On December 3, 1964 Joseph Kaplan, a New York City resident, purchased a car from Lee Motors (Lee). To secure part of the purchase price, the parties executed a retail installment security agreement which gave Lee a security interest in the car. Lee assigned the agreement to defendant which, on March 24, 1965, filed a copy and a financing statement with the New York City Register, New York County (Register). It is this filing which has become the focal point of the controversy.
On April 7, 1965 Kaplan and defendant executed a new security agreement in favor of defendant. It provided for the payment of the old indebtedness and the cost of collision insurance which defendant provided at Kaplan's request, and also extended his time to make the payment next due.
On May 17, 1965 Kaplan borrowed $2,160 from plaintiff and, to secure repayment of this sum, executed a security agreement and financing statement which created a lien on Kaplan's car in favor of plaintiff. The financing statement was filed with the Register on May 20, 1965.
On Kaplan's default in making payments due to defendant, it repossessed the car in October 1965 and at the ensuing sale purchased it for $1,500. Plaintiff then brought this action, in which it charges conversion of the car and claims from defendant the amount due plaintiff from Kaplan.
Plaintiff moved for summary judgment. It conceded, for the purpose of the motion, that the filing of the December 3,
1964 agreement on March 24, 1965 "was proper in form and content and effective as to all subsequent parties in interest." However, it contended that the debt represented by that agreement had been satisfied and cancelled by the April 7, 1965 agreement and that the security interest given by that agreement was not good against plaintiff because neither that agreement nor a financing statement connected with it had ever been filed. Defendant countered with a motion for summary judgment. It contended that the original debt and agreement were not discharged by the April 7 agreement and that in any event plaintiff's filing was not effective as to defendant since plaintiff's financing statement does not accurately give the car's serial number and fails to cover all interests in the vehicle. In response to this motion, plaintiff now urges that defendant's filing on March 24, 1965 was ineffective because the agreement was filed under the name of Joseph Kaplas instead of Joseph Kaplan, and hence did not give notice of defendant's interest in the car.
To understand the issue thus presented, it is necessary to review the facts relevant to this contention and the law of New York, which both parties agree is applicable to this case because the car has been located in that State. See N.J.S. 12A:9-102 and comment thereunder. Statutory references hereinafter made are to sections of Article 9 of the Uniform Commercial Code of New York, 62 1/2 McKinney's Consolidated Laws of New York (Code), c. 38. These sections are, with few exceptions, identical to the correspondingly numbered sections of New Jersey's Code.

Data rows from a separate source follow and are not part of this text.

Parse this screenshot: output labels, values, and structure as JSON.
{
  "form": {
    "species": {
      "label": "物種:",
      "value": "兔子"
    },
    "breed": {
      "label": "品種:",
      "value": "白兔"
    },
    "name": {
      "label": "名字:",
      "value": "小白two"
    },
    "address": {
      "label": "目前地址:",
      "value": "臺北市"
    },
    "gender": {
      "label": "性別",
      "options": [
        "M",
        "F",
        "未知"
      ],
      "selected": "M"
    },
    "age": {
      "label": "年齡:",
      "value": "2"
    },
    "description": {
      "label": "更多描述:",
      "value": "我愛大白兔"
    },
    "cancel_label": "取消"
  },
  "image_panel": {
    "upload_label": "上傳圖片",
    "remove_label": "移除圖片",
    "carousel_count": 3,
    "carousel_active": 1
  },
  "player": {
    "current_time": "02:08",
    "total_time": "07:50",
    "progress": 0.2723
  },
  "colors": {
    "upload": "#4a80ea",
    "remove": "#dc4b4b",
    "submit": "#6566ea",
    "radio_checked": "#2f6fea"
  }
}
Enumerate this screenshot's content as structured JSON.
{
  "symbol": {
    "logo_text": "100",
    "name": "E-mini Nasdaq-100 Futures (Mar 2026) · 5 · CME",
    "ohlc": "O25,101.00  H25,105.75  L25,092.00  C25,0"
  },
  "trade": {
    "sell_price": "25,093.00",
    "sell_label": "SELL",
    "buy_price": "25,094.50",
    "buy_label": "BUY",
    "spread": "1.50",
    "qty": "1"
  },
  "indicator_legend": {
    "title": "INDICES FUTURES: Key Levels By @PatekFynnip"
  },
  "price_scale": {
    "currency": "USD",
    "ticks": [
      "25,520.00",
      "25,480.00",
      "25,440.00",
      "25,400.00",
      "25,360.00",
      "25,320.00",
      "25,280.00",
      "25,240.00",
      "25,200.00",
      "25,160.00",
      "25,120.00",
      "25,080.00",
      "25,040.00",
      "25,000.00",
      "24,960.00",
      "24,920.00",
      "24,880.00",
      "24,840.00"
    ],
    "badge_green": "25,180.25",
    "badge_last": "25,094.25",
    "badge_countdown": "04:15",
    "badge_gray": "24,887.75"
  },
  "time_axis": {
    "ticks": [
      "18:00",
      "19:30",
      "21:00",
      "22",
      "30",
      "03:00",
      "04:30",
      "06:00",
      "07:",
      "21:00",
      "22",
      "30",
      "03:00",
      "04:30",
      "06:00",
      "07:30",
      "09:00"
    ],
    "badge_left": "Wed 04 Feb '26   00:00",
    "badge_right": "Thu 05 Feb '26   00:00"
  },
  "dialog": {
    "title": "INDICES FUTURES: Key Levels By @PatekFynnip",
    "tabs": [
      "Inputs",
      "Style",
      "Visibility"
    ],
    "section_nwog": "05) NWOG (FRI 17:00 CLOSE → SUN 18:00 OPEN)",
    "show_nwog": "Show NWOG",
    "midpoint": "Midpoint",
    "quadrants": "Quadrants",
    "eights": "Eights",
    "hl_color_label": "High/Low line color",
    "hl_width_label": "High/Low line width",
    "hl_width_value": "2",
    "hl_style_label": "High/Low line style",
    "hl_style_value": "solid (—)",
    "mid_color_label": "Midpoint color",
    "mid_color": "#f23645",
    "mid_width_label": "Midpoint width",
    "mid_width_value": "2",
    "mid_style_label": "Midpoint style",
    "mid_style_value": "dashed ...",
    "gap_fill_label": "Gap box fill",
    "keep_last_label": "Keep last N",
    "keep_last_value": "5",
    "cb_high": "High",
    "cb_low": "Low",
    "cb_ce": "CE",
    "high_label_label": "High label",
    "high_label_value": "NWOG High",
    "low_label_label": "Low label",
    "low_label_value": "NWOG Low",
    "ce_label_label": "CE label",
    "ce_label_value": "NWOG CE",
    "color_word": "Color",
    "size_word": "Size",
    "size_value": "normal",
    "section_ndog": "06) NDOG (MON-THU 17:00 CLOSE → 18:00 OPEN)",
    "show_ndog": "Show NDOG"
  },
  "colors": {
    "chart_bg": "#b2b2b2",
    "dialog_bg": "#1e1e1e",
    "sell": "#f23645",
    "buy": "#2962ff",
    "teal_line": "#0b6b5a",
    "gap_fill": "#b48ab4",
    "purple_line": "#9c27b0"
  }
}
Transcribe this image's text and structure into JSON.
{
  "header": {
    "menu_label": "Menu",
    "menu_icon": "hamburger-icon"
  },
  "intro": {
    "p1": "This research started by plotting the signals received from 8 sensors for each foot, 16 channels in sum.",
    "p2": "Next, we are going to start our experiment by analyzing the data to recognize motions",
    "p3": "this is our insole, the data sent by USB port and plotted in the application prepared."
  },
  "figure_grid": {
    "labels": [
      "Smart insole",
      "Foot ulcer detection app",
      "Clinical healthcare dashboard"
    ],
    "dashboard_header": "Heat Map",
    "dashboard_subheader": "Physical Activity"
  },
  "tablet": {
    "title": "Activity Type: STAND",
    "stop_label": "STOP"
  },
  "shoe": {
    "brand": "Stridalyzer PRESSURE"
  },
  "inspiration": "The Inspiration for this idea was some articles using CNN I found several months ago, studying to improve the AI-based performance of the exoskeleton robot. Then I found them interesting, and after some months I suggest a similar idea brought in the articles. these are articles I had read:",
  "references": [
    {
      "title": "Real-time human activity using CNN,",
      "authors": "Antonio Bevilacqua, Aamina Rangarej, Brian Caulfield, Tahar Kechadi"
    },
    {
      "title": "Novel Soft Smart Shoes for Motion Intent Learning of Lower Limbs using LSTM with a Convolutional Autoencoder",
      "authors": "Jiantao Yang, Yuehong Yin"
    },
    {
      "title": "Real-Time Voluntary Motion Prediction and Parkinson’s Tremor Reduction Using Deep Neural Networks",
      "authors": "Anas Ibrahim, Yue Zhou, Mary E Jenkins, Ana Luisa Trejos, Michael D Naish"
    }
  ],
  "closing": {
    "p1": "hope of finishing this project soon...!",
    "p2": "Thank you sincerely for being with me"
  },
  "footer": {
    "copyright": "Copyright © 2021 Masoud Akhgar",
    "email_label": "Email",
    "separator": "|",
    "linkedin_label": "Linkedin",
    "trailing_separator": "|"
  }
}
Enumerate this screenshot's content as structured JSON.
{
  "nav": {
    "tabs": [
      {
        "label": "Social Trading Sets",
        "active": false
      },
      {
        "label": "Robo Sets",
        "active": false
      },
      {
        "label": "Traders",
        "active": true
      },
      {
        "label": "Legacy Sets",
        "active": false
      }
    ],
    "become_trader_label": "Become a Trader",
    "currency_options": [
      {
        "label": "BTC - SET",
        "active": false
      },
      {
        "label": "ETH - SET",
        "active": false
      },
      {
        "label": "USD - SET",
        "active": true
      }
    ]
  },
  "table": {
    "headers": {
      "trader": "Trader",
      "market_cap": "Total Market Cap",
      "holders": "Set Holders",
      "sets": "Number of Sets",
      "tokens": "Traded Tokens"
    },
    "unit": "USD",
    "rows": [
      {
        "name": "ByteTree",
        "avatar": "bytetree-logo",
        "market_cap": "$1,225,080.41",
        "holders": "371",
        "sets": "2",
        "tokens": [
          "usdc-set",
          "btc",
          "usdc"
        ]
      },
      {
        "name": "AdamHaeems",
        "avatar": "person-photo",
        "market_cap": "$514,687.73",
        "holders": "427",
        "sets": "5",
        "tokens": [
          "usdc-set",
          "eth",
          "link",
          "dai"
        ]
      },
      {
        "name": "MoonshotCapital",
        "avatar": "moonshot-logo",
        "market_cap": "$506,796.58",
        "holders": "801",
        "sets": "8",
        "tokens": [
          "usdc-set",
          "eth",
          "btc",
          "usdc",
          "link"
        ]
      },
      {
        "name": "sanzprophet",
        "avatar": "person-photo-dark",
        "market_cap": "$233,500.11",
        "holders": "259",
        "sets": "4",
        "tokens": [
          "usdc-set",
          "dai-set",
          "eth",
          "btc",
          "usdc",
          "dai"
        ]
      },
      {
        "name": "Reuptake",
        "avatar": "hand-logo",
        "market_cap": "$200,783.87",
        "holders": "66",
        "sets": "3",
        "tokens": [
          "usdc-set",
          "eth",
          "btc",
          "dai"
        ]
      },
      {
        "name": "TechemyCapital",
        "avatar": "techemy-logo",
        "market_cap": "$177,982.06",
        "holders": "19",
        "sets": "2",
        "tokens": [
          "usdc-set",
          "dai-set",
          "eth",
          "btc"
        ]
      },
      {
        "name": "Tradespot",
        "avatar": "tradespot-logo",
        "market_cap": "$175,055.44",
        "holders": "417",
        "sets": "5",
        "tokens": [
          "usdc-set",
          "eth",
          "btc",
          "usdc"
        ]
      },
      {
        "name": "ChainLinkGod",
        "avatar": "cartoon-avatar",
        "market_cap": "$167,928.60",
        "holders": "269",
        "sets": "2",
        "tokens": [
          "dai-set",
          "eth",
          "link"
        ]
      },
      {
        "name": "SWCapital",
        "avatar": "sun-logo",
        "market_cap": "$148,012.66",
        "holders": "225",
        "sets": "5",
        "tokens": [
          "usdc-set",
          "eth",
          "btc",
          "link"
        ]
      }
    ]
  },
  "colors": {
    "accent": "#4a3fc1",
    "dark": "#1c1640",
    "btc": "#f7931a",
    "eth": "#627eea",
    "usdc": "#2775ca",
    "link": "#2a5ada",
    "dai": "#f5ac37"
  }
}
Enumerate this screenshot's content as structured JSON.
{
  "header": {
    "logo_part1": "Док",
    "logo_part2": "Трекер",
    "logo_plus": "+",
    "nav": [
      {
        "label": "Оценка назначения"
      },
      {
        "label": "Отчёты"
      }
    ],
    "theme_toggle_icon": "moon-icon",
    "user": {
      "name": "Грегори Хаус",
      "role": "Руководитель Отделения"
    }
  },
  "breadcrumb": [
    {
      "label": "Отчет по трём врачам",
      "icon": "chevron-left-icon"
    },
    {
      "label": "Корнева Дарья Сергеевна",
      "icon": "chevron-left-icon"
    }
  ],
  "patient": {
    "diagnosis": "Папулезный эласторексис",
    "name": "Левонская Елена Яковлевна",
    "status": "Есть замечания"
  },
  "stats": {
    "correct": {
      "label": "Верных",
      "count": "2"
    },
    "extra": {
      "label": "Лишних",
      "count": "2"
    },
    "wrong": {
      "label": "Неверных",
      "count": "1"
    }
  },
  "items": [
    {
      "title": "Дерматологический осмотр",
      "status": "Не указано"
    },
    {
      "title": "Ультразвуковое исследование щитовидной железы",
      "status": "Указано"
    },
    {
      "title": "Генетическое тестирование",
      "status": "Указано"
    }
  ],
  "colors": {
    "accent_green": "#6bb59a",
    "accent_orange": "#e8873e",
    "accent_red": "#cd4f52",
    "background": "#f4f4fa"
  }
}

Generally speaking, a financing statement must be filed in order to protect a security interest in property not retained by the creditor. Section 9-302. A copy of the security agreement is sufficient as a financing statement if it contains the information which must be included in such a statement and is signed by both parties. Section 9-402(1). Priorities between conflicting security interests in the same collateral are determined in the order of filing if both are perfected by filing. Section 9-312(5)(a). Filing consists of the presentation for
filing of a financing statement, tender of the filing fee, and acceptance of the statement by the filing officer. Section 9-403(1). The statement is indexed by the filing officer according to the name of the debtor. Section 9-403(4). A security interest is perfected when it has attached and when all of the applicable steps required for perfection have been taken. Section 9-303(1). New York, being a "non-title" state for motor vehicles, provides for the perfection of a retail security interest in a motor vehicle required to be licensed or registered in that state by the filing of a financing statement or a ...